While we are stuck with big government, an important check on the power of the executive is an independent second chamber. Although the undemocratic nature of the House of Lords is much derided, it is noticeable that their Lordships have provided much more substantial and well-reasoned opposition to the worst excesses of the current government than has been provided by the Commons. This is quite significantly related to the fact that many of their Lordships do not owe their positions to conformity with party policy.
Jack Straw's leaked proposal for reform of the Lords would undermine that independence. He proposes that half the peers should be appointed and half should be elected, as though this is a compromise. Indeed, much of the debate seems to consider that there are only two options: appointment or election, and that the only question is what balance there should be between the two. This, indeed, is the quality of the opposition parties' contribution to the debate.

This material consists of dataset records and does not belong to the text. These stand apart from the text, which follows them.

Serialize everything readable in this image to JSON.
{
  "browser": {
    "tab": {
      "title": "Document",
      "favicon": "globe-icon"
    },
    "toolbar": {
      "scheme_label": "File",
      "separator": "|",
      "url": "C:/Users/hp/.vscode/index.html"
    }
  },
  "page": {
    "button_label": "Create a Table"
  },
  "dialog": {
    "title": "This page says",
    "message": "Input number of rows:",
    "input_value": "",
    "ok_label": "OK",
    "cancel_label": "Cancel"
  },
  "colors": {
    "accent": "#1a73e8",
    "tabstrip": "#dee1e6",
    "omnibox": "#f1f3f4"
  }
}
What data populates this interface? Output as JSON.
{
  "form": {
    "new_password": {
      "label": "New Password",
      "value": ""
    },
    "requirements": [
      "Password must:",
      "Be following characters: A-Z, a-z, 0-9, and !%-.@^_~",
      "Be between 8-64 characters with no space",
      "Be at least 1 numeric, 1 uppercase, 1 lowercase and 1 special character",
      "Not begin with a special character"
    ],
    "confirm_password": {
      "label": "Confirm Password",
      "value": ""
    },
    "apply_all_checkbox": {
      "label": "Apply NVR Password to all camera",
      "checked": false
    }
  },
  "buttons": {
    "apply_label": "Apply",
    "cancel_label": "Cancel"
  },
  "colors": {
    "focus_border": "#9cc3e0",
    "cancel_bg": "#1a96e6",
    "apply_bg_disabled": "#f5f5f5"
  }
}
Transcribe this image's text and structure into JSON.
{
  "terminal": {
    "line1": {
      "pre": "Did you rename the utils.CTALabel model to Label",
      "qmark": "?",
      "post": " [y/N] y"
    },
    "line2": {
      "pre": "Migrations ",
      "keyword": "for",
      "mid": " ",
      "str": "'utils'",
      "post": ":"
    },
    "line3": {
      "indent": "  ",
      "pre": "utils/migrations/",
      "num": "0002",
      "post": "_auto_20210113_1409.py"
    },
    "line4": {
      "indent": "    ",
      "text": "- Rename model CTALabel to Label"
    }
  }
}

Is there really no third option - one that brought people into the Lords on some basis other than party association? For the one feature that both appointment and election have in common is that they are party-political. Party bosses will do their best to choose their most loyal servants, rather than the most radical and awkward thinkers, for the appointed positions. And those with elected seats in the Lords will be as dependant on the political fortunes of their party as are the MPs in the Commons. The result will be a significant extension of the control of the executive over the second chamber. It will cease to be the check on government that we need, particularly as ever-more powers are centralised to Whitehall. Fiddling with the proportions that are appointed or elected will not much affect this calculation.

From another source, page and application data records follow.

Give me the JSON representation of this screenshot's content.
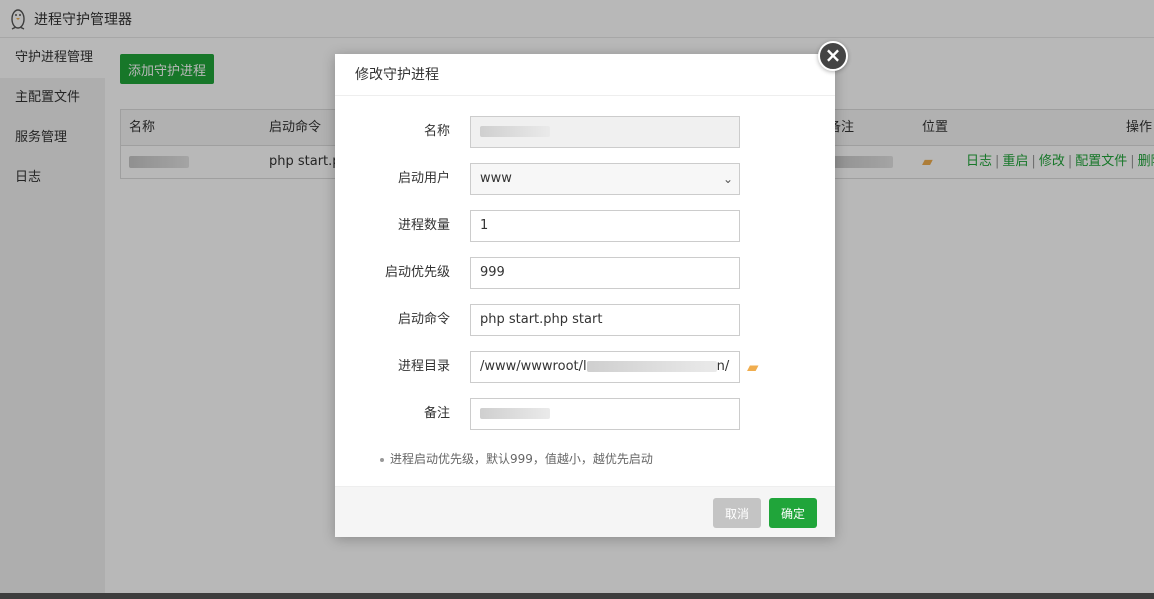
{
  "app": {
    "title": "进程守护管理器",
    "logo_icon": "linux-penguin-icon"
  },
  "sidebar": {
    "items": [
      {
        "label": "守护进程管理",
        "active": true
      },
      {
        "label": "主配置文件",
        "active": false
      },
      {
        "label": "服务管理",
        "active": false
      },
      {
        "label": "日志",
        "active": false
      }
    ]
  },
  "main": {
    "add_button": "添加守护进程",
    "table": {
      "headers": [
        "名称",
        "启动命令",
        "备注",
        "位置",
        "操作"
      ],
      "rows": [
        {
          "command": "php start.pl",
          "location_icon": "folder-icon",
          "actions": [
            "日志",
            "重启",
            "修改",
            "配置文件",
            "删除"
          ],
          "separator": "|"
        }
      ]
    }
  },
  "modal": {
    "title": "修改守护进程",
    "close_icon": "close-icon",
    "fields": {
      "name": {
        "label": "名称"
      },
      "user": {
        "label": "启动用户",
        "value": "www"
      },
      "count": {
        "label": "进程数量",
        "value": "1"
      },
      "priority": {
        "label": "启动优先级",
        "value": "999"
      },
      "command": {
        "label": "启动命令",
        "value": "php start.php start"
      },
      "directory": {
        "label": "进程目录",
        "prefix": "/www/wwwroot/l",
        "suffix": "n/"
      },
      "note": {
        "label": "备注"
      }
    },
    "tip": "进程启动优先级，默认999，值越小，越优先启动",
    "buttons": {
      "cancel": "取消",
      "ok": "确定"
    }
  },
  "colors": {
    "primary": "#20a53a",
    "folder": "#f0ad4e",
    "overlay": "rgba(0,0,0,0.28)"
  }
}
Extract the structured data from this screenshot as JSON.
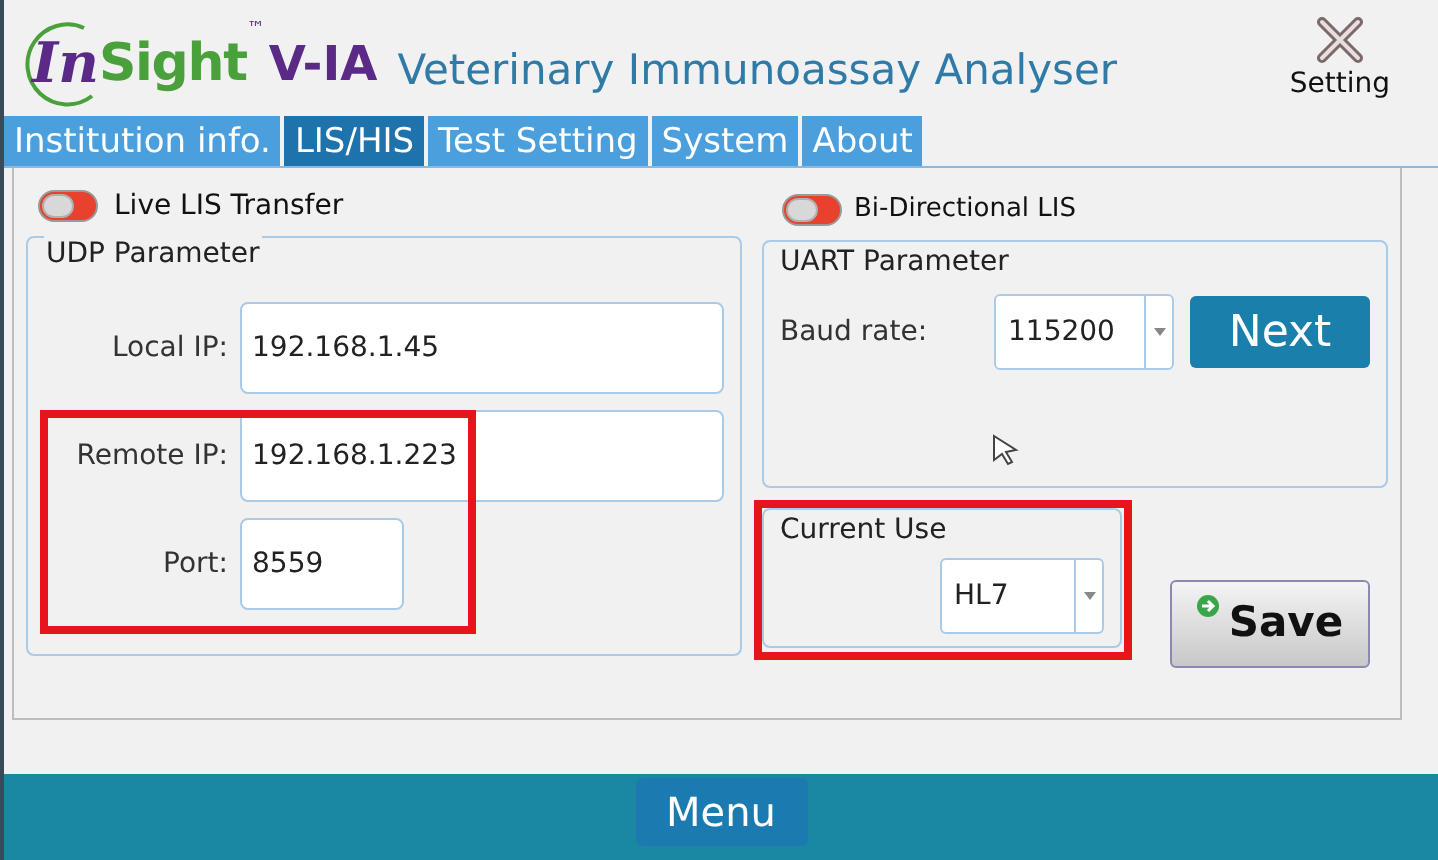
{
  "header": {
    "logo": {
      "prefix": "In",
      "name": "Sight",
      "tm": "™",
      "model": "V-IA"
    },
    "title": "Veterinary Immunoassay Analyser",
    "setting_button": "Setting"
  },
  "tabs": [
    {
      "label": "Institution info.",
      "selected": false
    },
    {
      "label": "LIS/HIS",
      "selected": true
    },
    {
      "label": "Test Setting",
      "selected": false
    },
    {
      "label": "System",
      "selected": false
    },
    {
      "label": "About",
      "selected": false
    }
  ],
  "live_lis_transfer": {
    "label": "Live LIS Transfer",
    "on": false
  },
  "udp_parameter": {
    "title": "UDP Parameter",
    "fields": [
      {
        "label": "Local IP:",
        "value": "192.168.1.45",
        "kind": "wide"
      },
      {
        "label": "Remote IP:",
        "value": "192.168.1.223",
        "kind": "wide"
      },
      {
        "label": "Port:",
        "value": "8559",
        "kind": "short"
      }
    ]
  },
  "bi_directional_lis": {
    "label": "Bi-Directional LIS",
    "on": false
  },
  "uart_parameter": {
    "title": "UART Parameter",
    "baud_rate_label": "Baud rate:",
    "baud_rate": "115200",
    "next_button": "Next"
  },
  "current_use": {
    "title": "Current Use",
    "value": "HL7"
  },
  "save_button": "Save",
  "menu_button": "Menu"
}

Why can we not have a representative Lords, in a different sense to the Commons? Why cannot the Lords be made up of representatives nominated by significant groups in the country: the various religions, the various business sectors (large and small, town and country), the professions, public sector employees, trades union representatives, academics, pensioners, youth, arts, sports, minorities etc. Let's have the Lords as the collection of the great and the good, as recognised by people who are best-placed to assess their skills - the people in the same line of work, or sharing the same experiences in society. That would both maintain the position of the House of Lords as the chamber where debate is more measured and less partisan than the Commons, and strengthen it by bringing in a wider range of backgrounds and experiences, so there will always be people with direct understanding of the likely impact of legislation on any sector of society.

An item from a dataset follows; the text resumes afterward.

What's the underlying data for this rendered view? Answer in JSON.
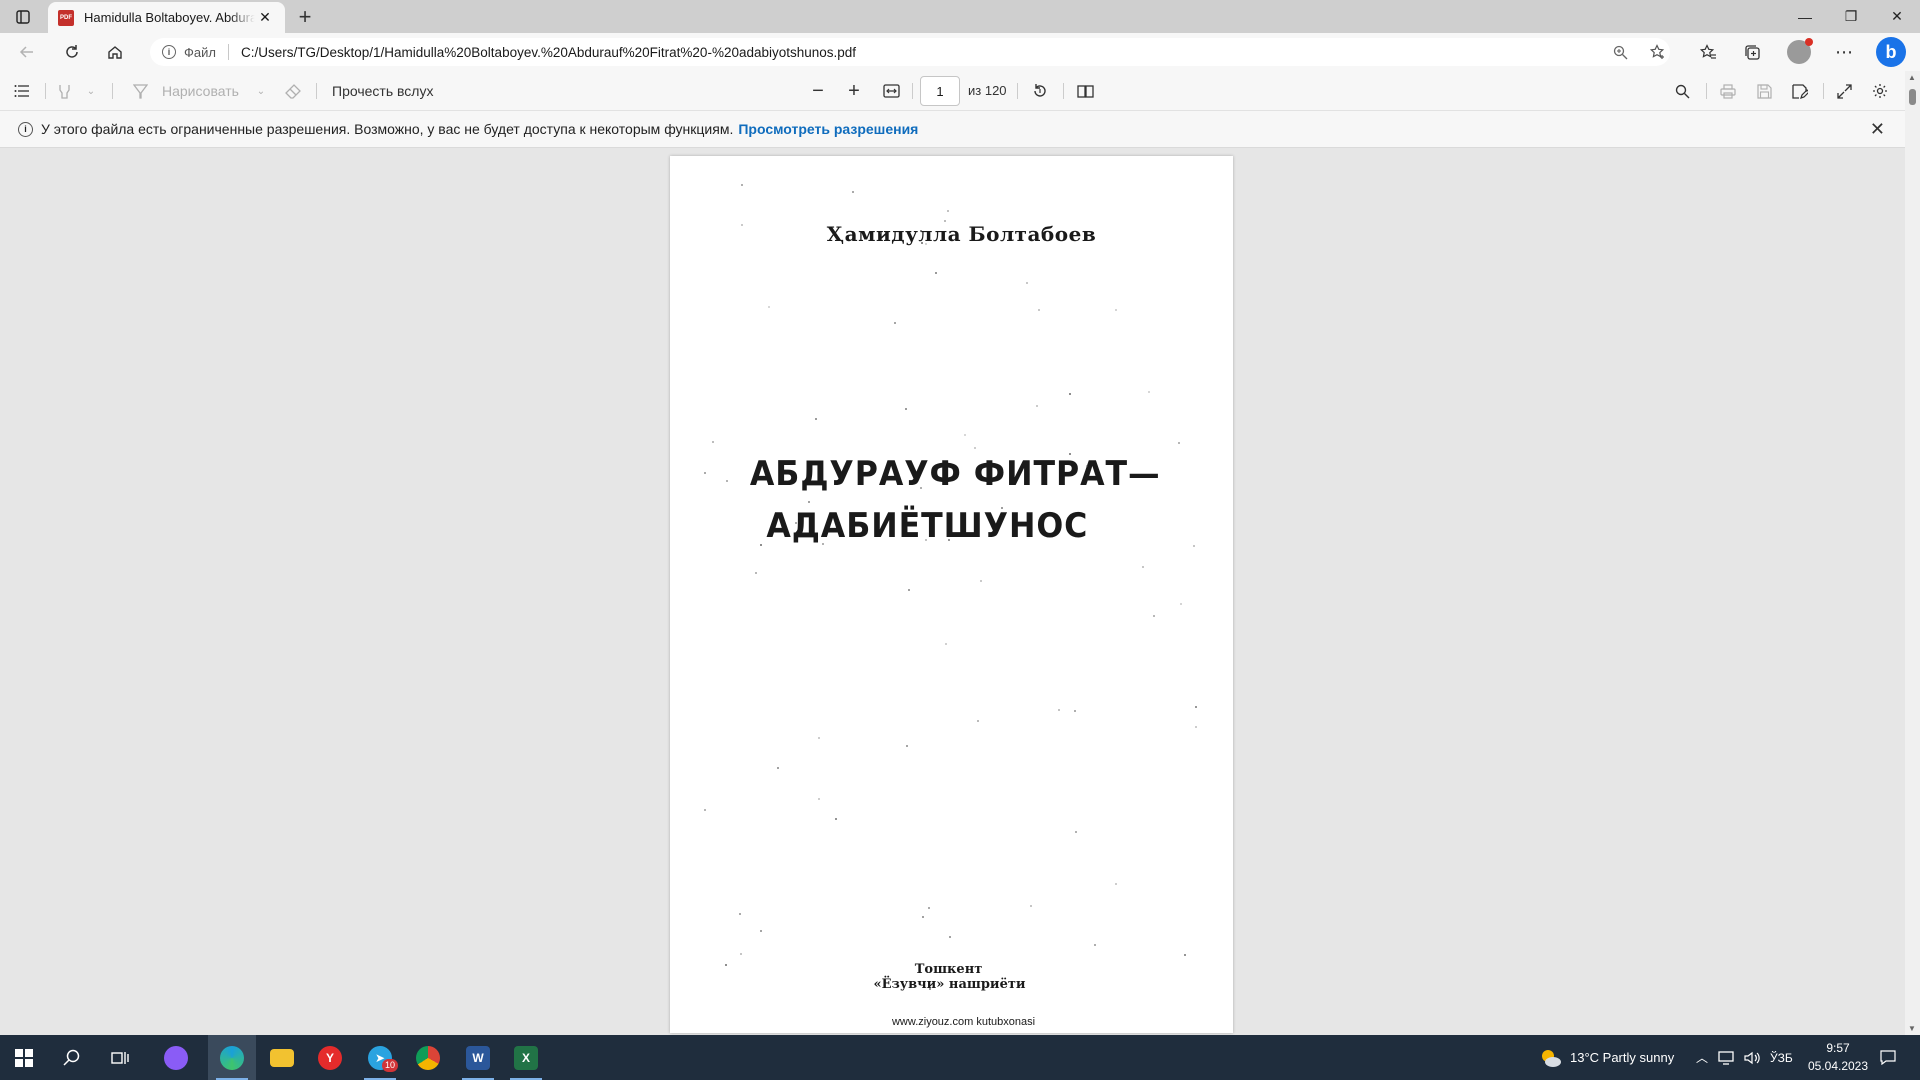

It would be better that there were fewer powers for the second chamber to check. But whilst the tentacles of central government remain so widely-spread, it will be particularly important that the House of Lords remains independent of party-political control.